Traditional home remedy popular in impoverished Middle East and Asian communities.
Nigella sativa — more commonly known as fennel flower — has been used as a cure-all remedy for over a thousand years. It treats everything from vomiting to fevers to skin diseases, and has been widely available in impoverished communities across the Middle East and Asia. But now Nestlé is claiming to own it, and filing patent claims around the world to try to take control over the natural cure of the fennel flower and turn it into a costly private drug.
In a paper published last year, Nestlé scientists claimed to “discover” what much of the world has known for millennia: that nigella sativa extract could be used for “nutritional interventions in humans with food allergy.” But instead of creating an artificial substitute, or fighting to make sure the remedy was widely available, Nestlé is attempting to create a nigella sativa monopoly and gain the ability to sue anyone using it without Nestlé’s permission. Nestlé has filed patent applications — which are currently pending — around the world.
Prior to Nestlé's outlandish patent claim, researchers in developing nations such as Egypt and Pakistan had already published studies on the same curative powers Nestlé is claiming as its own. And Nestlé has done this before — in 2011, it tried to claim credit for using cow’s milk as a laxative, despite the fact that such knowledge had been in Indian medical texts for a thousand years.
This isn't surprising, considering Nestlé has a long track record of not caring about ethics. After all, this is the corporation that poisoned its milk with melamine, purchases cocoa from plantations that use child slave labor, and launched a breast milk substitute campaign in the 1970s that contributed to the suffering and deaths of thousands of babies from poor communities.
But we also know that Nestlé is sensitive to public outcry, and that it's been beaten at the patent game before. If we act fast, we can put enough pressure on Nestlé to get it to drop its patent plans before they harm anyone. But if we want any chance at affecting Nestlé's decision, we have to speak out now, while its patent claims are still under review.
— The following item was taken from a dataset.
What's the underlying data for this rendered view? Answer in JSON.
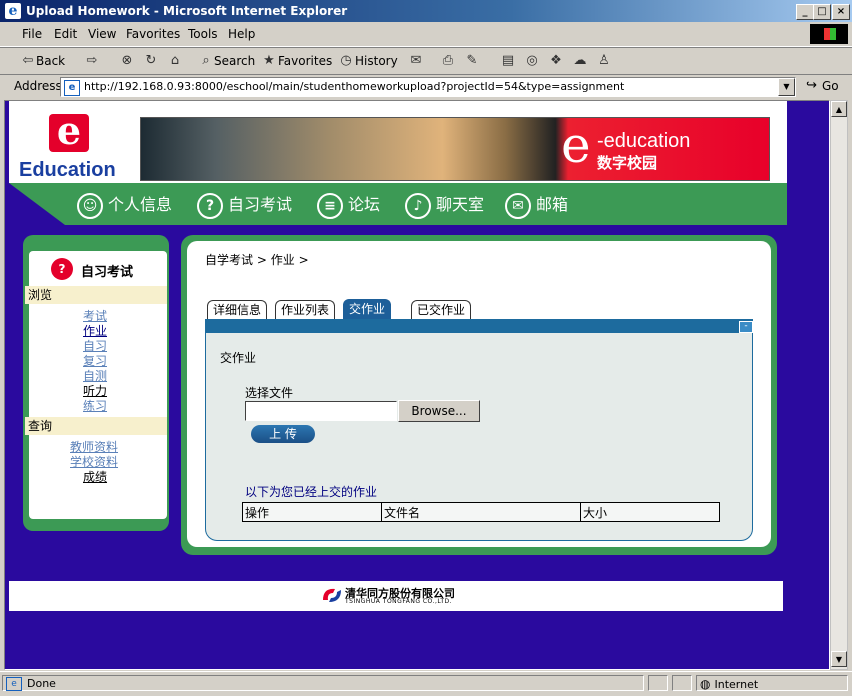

Thanks for all you do,
Melanie, Claiborne and the team at SumOfUs.org
Business Standard, April 4, 2013: Nestlé claims patent on medical use of black cumin or kalaunji
Third World Network (PDF), July 6, 2012: Food giant Nestlé claims to have invented stomach soothing use of habbat al-barakah (Nigella sativa)